    We have since developed a direct semantics for all of HOL (supporting both definitions and non-definitional context extensions including new axioms). This version was presented in our ITP'14 talk. It is described in more detail in our subsequent JAR paper.

  • We gave an MPhil course at Cambridge on specifying, implementing, and verifying functional programming languages.

  • Our POPL'14 paper describes CakeML and a verified x86-64 implementation of a read-eval-print loop for CakeML, using the bootstrapped compiler below, a verified translation from bytecode to x86-64, and a mostly-synthesised verified runtime.

  • We have written, verified, and bootstrapped a compiler (including lexing, parsing, type inference, and code generation) from CakeML to CakeML Bytecode. The correctness theorem covers both terminating and diverging programs, and says that the generated code behaves according to the semantics in either case. The compiler is written in HOL; we use the translator, mentioned below, to generate a verified CakeML implementation, and then evaluate the compiler on this implementation (bootstrap) to generate verified bytecode.

  • One of our initial target case studies is to construct a verified CakeML version of the HOL Light theorem prover. For this case study, we extended the translation tool, mentioned below, to be able to translate into stateful CakeML code. Initial results are described in our ITP'13 short paper.

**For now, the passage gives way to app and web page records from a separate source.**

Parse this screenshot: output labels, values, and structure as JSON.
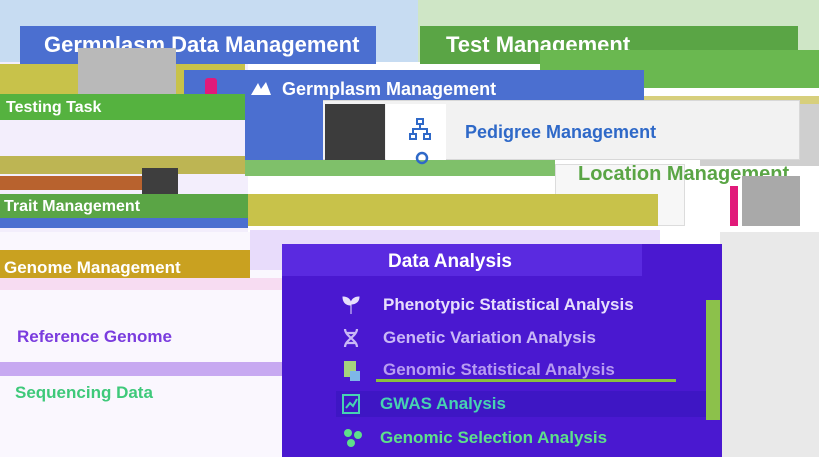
{
  "modules": {
    "germplasm_data_management": "Germplasm Data Management",
    "test_management": "Test Management",
    "germplasm_management": "Germplasm Management",
    "pedigree_management": "Pedigree Management",
    "location_management": "Location Management",
    "testing_task": "Testing Task",
    "phenotype_trait_management": "Trait Management",
    "genome_management": "Genome Management",
    "reference_genome": "Reference Genome",
    "sequencing_data": "Sequencing Data",
    "data_analysis": "Data Analysis",
    "phenotypic_statistical_analysis": "Phenotypic Statistical Analysis",
    "genetic_variation_analysis": "Genetic Variation Analysis",
    "genomic_statistical_analysis": "Genomic Statistical Analysis",
    "gwas_analysis": "GWAS Analysis",
    "genomic_selection_analysis": "Genomic Selection Analysis"
  },
  "icons": {
    "pedigree": "org-chart-icon",
    "phenotypic": "seedling-icon",
    "genetic_variation": "dna-icon",
    "genomic_statistical": "document-chart-icon",
    "gwas": "chart-icon",
    "genomic_selection": "molecule-icon",
    "location": "location-pin-icon"
  },
  "colors": {
    "header_blue": "#4b6fd0",
    "header_green": "#5aa545",
    "panel_purple": "#4a18d0",
    "accent_blue": "#2f69c8",
    "ref_genome_purple": "#7a3cde",
    "sequencing_green": "#3ec97a"
  }
}
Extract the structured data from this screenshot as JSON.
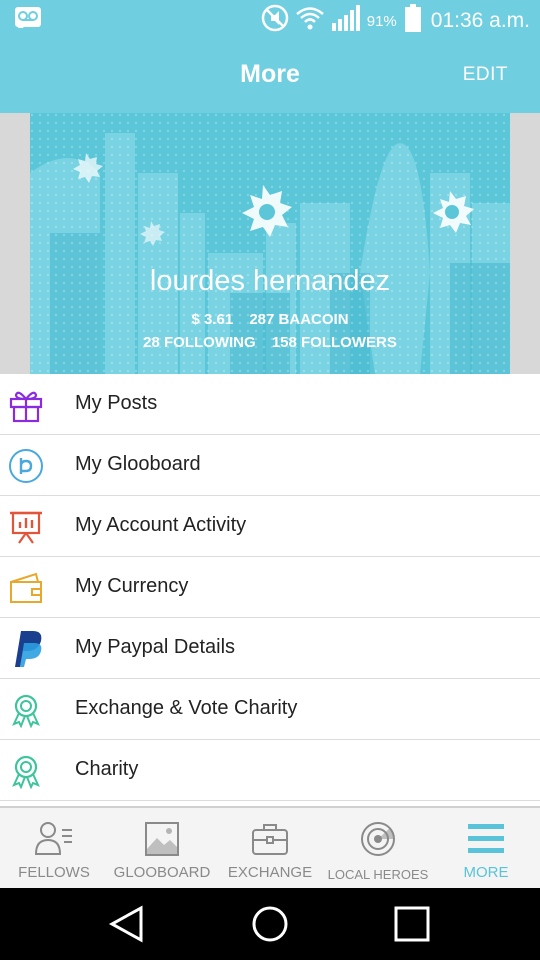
{
  "status_bar": {
    "battery_percent": "91%",
    "time": "01:36 a.m.",
    "icons": [
      "voicemail-icon",
      "mute-icon",
      "wifi-icon",
      "signal-icon",
      "battery-icon"
    ]
  },
  "header": {
    "title": "More",
    "edit_label": "EDIT"
  },
  "profile": {
    "name": "lourdes hernandez",
    "balance": "$ 3.61",
    "baacoin": "287 BAACOIN",
    "following": "28 FOLLOWING",
    "followers": "158 FOLLOWERS"
  },
  "menu": {
    "items": [
      {
        "label": "My Posts",
        "icon": "gift-icon",
        "color": "#8a2be2"
      },
      {
        "label": "My Glooboard",
        "icon": "thumb-coin-icon",
        "color": "#4aa8dc"
      },
      {
        "label": "My Account Activity",
        "icon": "presentation-chart-icon",
        "color": "#e2553b"
      },
      {
        "label": "My Currency",
        "icon": "wallet-icon",
        "color": "#e6a92c"
      },
      {
        "label": "My Paypal Details",
        "icon": "paypal-icon",
        "color": "#1b3f8f"
      },
      {
        "label": "Exchange & Vote Charity",
        "icon": "ribbon-award-icon",
        "color": "#3ec49c"
      },
      {
        "label": "Charity",
        "icon": "ribbon-award-icon",
        "color": "#3ec49c"
      }
    ]
  },
  "bottom_nav": {
    "tabs": [
      {
        "label": "FELLOWS",
        "icon": "fellows-icon"
      },
      {
        "label": "GLOOBOARD",
        "icon": "image-icon"
      },
      {
        "label": "EXCHANGE",
        "icon": "briefcase-icon"
      },
      {
        "label": "LOCAL HEROES",
        "icon": "radar-icon"
      },
      {
        "label": "MORE",
        "icon": "menu-icon",
        "active": true
      }
    ],
    "active_color": "#59c3d9"
  },
  "colors": {
    "accent": "#6fcfe0",
    "banner": "#5ac6d8"
  }
}
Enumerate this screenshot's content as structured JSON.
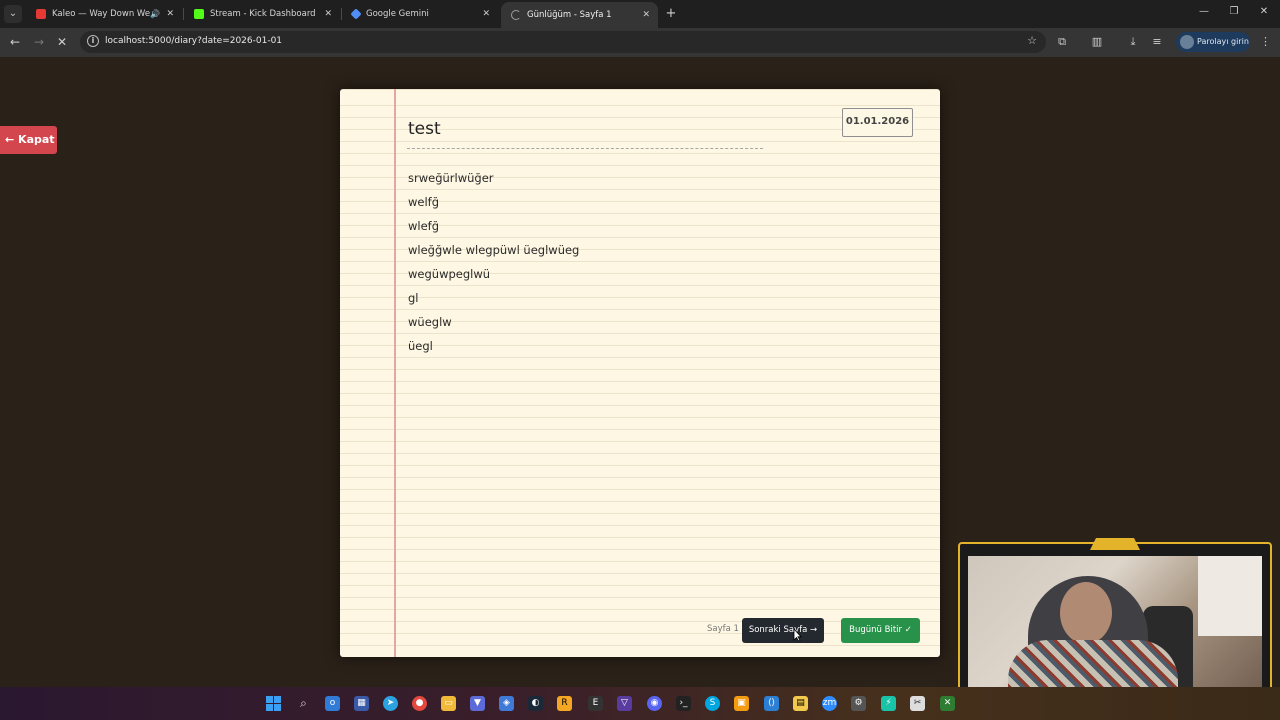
{
  "browser": {
    "tabs": [
      {
        "title": "Kaleo — Way Down We Go",
        "favicon_color": "#e53935",
        "active": false,
        "audio": true
      },
      {
        "title": "Stream - Kick Dashboard",
        "favicon_color": "#53fc18",
        "active": false,
        "audio": false
      },
      {
        "title": "Google Gemini",
        "favicon_color": "#4f8df7",
        "active": false,
        "audio": false
      },
      {
        "title": "Günlüğüm - Sayfa 1",
        "favicon_color": "#9aa0a6",
        "active": true,
        "audio": false
      }
    ],
    "url": "localhost:5000/diary?date=2026-01-01",
    "profile_label": "Parolayı girin"
  },
  "app": {
    "close_button": "← Kapat",
    "diary": {
      "title": "test",
      "date": "01.01.2026",
      "lines": [
        "srweğürlwüğer",
        "welfğ",
        "wlefğ",
        "wleğğwle wlegpüwl üeglwüeg",
        "wegüwpeglwü",
        "gl",
        "wüeglw",
        "üegl"
      ]
    },
    "footer": {
      "page_indicator": "Sayfa 1",
      "next_button": "Sonraki Sayfa →",
      "finish_button": "Bugünü Bitir ✓"
    }
  },
  "colors": {
    "close_button": "#d4464d",
    "next_button": "#24292f",
    "finish_button": "#28924a",
    "paper": "#fdf7e4",
    "margin_line": "#e4a5a5",
    "webcam_border": "#e3b32a"
  }
}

  • We have developed a tool which translates functions from higher-order logic into CakeML. This tool is proof producing: for each translation it proves a theorem which states that the generated CakeML code correctly implements the original HOL function, according to the operational semantics of CakeML. See our ICFP'12 paper, and subsequent JFP paper, for more details.


Current developers:
  • Oskar Abrahamsson,
  • Rob Arthan,
  • Connor Cashman,
  • Gregorio Curello,
  • Mike Gordon,
  • Armaël Guéneau,
  • John Harrison,
  • Rikard Hjort,
  • Jakob Holmgren,
  • Felix Kam,
  • Stephen Kell,
  • Andreas Lööw,
  • Dominic Mulligan,
  • Christian Persson,
  • Christopher Pulte,
  • Adam Sandberg Eriksson,
  • Konrad Slind,
  • Partha Susarla,
  • Trần Tiến Dũng (logo design),
  • Freek Wiedijk,
  • James Wood.


  • This work is partly supported by REMS: Rigorous Engineering of Mainstream Systems, EPSRC Programme Grant EP/K008528/1.
  • This work is partly supported by EPSRC grant EP/N028759/1 on Trustworthy Refactoring.
  • This work is partly supported by the Swedish Foundation for Strategic Research.
  • This work is partly supported by the Swedish Research Council.


The code for this project is hosted on GitHub. We also host pre-built downloads.

Mailing list

For help and announcements, join CakeML Users.


Join the #cakeml IRC channel on freenode (webchat).


We maintain a list of project ideas for students, interns, and other contributors.

Latest compiler

The latest verified CakeML compiler passes through 12 intermediate languages and targets machine code for 5 architectures. The verified CakeML compiler, version 2